I had heard about the whole Higher Power requirement if I was to be successful, but my faith had always been an important part of my life and it hadn’t helped thus far. These people obviously didn’t know what they were talking about.
Or so I thought.
I came to realize that as much as my faith had always meant to me, I had always tried to control God, and I began to realize how small my faith actually was. I claimed to have faith but neglected to act in faith. I allowed God into my life and heart, but let Him know in no uncertain terms that while He could be part of my life, I could handle my life by myself. Afterall, I had done a stellar job of it up to that point.
And that’s when I learned what the word surrender means. And what it does. Luke 22:42 says, “Father, if you are willing, take this cup from me; yet not my will, but yours be done.” That, to me, is true surrender, and has saved my bacon more times than I can count. Surrendering my will to God on a daily basis, usually numerous times a day, is what keeps me on the playing board in this game of Life.
Since I’ve been sober, I see life and truly experience it. I get to truly live every day, one day at a time, and thoroughly enjoy and experience every joy and even every sorrow. I feel pain, yes, but I’m the better for it. I experience peace as I’ve never known. And for the first time, I can look in the mirror and see someone who has overcome an insurmountable obstacle.
I wouldn’t trade those years for anything in the world, though. It’s those years, those agonizing moments of self-doubt, self-loathing, and pain that have given me this amazing life I have today. Once I began to accept responsibility for my actions and stopped blaming others, allowing their behaviors to be excuses for my poor choices, my relationships began to grow beyond anything I could have ever hoped for. That isn’t to say there are no more struggles. Sometimes life just genuinely sucks. But now God is my best friend, carrying me through, rather than alcohol sucking me under. And when I do or say something that hurts another, I know to make amends (my sobriety depends on it) helping the relationship with that person and with my God grow stronger, losing the guilt and inevitable resentment that brings nothing but loss of hope. Surrendering all brings full-on hope and brilliant peace showers down on me like a meteor shower.
When I was in the beginning of my journey, I mentioned to my husband the fear and shame I had of others finding out my secret. What if they thought less of me? What if I wasn’t fun anymore?

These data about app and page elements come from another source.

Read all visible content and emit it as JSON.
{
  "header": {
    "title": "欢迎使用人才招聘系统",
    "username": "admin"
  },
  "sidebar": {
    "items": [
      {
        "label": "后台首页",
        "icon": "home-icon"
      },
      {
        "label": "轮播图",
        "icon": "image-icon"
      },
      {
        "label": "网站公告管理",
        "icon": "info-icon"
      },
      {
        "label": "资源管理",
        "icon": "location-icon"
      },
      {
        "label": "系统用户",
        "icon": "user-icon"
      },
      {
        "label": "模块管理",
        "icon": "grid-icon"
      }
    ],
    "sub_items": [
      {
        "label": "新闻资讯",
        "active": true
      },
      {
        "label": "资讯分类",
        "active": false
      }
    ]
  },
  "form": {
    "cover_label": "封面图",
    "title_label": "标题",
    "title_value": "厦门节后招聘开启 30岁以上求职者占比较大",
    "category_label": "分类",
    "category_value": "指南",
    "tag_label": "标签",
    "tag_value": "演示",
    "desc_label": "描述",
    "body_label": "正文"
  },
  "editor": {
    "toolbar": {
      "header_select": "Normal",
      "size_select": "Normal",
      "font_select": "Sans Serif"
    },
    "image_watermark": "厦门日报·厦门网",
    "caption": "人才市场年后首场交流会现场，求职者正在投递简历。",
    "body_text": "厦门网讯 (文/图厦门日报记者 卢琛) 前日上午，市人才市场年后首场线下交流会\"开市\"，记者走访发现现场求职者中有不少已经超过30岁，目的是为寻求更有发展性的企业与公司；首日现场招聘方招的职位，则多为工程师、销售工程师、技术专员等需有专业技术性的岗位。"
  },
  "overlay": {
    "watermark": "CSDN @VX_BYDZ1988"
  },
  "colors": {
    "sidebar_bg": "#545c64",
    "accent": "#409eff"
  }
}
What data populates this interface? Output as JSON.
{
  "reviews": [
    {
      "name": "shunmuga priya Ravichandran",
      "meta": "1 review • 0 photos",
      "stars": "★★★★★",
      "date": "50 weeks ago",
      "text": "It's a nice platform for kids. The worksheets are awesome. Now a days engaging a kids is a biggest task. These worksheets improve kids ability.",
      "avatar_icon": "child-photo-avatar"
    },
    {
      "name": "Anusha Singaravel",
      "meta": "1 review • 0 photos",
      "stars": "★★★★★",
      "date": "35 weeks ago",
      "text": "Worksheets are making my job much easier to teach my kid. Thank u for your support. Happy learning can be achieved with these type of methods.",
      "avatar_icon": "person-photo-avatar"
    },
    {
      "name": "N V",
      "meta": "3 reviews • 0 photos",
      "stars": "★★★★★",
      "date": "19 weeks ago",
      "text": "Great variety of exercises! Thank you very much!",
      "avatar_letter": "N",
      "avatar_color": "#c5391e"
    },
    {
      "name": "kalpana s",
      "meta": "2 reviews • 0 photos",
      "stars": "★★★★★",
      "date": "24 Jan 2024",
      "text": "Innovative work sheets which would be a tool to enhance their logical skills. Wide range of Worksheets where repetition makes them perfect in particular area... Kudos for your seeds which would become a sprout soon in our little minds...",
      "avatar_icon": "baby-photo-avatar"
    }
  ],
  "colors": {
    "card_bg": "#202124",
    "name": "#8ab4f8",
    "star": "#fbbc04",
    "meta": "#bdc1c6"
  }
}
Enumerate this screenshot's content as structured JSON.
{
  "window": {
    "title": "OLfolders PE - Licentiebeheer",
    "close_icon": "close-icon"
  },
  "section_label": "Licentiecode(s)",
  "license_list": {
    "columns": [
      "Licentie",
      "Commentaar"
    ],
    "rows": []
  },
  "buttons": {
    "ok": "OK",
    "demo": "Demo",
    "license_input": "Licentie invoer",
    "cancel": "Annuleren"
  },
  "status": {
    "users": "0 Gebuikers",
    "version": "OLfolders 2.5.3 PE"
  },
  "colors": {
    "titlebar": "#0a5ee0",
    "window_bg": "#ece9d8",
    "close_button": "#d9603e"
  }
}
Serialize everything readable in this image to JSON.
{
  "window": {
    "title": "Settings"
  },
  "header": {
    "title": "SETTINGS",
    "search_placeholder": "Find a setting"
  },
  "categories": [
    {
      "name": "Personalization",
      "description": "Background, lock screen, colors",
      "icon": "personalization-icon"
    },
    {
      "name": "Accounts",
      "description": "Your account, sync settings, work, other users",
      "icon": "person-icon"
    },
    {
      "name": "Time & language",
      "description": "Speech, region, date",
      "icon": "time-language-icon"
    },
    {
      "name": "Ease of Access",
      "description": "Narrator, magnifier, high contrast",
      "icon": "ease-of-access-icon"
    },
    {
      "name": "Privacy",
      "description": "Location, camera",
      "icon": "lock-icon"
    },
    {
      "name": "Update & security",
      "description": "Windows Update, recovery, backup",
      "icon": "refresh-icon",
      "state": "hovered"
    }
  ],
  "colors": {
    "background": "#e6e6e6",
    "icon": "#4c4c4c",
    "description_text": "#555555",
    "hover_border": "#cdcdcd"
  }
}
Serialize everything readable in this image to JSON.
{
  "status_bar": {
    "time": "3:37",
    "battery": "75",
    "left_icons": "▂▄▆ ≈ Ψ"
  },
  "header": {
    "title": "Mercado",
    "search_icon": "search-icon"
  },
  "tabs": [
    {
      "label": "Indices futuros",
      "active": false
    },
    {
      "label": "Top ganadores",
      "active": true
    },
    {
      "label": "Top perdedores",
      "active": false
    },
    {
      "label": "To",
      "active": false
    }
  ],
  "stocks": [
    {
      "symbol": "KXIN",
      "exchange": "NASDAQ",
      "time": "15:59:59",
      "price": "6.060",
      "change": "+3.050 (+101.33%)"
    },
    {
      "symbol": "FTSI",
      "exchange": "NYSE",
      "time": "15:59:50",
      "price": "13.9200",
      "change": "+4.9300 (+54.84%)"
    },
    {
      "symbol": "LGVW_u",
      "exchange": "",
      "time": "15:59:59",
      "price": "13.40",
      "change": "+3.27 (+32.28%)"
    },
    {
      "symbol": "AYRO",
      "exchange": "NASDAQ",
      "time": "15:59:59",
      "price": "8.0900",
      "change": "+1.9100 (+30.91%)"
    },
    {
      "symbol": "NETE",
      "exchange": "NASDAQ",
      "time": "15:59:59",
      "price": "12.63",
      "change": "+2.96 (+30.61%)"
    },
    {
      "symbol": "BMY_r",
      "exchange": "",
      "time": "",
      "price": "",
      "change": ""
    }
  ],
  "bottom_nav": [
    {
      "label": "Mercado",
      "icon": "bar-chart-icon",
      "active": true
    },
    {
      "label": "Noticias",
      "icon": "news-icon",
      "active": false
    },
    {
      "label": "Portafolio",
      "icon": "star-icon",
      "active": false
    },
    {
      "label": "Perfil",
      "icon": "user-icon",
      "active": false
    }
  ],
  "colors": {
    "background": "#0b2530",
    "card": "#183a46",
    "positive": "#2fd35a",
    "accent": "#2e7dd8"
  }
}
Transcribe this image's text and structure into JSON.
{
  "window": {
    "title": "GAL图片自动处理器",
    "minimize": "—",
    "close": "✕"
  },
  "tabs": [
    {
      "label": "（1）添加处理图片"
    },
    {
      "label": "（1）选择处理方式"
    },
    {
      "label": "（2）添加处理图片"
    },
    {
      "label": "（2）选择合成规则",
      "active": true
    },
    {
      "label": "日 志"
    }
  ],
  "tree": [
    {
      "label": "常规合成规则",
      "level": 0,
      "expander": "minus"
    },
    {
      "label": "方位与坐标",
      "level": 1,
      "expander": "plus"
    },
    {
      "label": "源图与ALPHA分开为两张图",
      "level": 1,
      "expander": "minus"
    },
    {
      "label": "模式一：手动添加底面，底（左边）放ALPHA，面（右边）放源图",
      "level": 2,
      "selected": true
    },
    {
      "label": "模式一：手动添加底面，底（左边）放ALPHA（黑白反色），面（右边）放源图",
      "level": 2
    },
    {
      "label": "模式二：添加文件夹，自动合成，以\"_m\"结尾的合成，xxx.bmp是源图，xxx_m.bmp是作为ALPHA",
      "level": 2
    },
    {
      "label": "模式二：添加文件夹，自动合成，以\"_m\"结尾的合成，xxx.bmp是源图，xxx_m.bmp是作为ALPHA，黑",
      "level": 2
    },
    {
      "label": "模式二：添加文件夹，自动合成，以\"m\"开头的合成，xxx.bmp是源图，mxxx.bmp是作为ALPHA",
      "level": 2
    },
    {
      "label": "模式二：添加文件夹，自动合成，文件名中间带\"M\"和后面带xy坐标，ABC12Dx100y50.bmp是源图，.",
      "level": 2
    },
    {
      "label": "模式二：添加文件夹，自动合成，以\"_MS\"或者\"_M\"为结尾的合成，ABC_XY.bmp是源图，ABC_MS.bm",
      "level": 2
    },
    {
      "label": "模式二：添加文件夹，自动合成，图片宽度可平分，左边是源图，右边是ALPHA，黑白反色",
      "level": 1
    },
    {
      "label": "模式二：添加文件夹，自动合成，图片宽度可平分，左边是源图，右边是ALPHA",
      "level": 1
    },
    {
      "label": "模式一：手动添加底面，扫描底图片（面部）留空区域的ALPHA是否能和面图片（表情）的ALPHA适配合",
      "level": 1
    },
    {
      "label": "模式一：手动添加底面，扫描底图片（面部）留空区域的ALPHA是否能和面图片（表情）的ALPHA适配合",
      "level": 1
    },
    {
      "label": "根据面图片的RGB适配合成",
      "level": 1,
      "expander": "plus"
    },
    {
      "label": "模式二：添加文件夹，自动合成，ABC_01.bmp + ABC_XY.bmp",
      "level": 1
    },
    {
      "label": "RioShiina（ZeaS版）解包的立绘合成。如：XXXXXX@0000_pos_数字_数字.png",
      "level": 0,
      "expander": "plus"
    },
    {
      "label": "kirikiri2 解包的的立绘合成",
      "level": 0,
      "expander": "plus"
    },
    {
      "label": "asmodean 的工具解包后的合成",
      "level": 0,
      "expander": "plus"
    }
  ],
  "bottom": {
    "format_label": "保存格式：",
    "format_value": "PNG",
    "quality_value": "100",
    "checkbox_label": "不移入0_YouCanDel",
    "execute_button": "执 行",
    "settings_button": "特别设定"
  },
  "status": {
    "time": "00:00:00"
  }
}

His response was straight from God. He said if someone thought less of me for wanting to be a better person, than it’s their loss. Pray for them and give it to God. He also said, “Honey, you’re so much more fun. Trust me!” Huh…go figure. 🙂
And about the writing thing–when I quit drinking I accomplished a passionate goal I’d had since as far back as I can remember. I published a book, The Inheritance. To quote a line from the movie God’s Not Dead: “God is good all the time; All the time, God is good.”
Wishing you peace.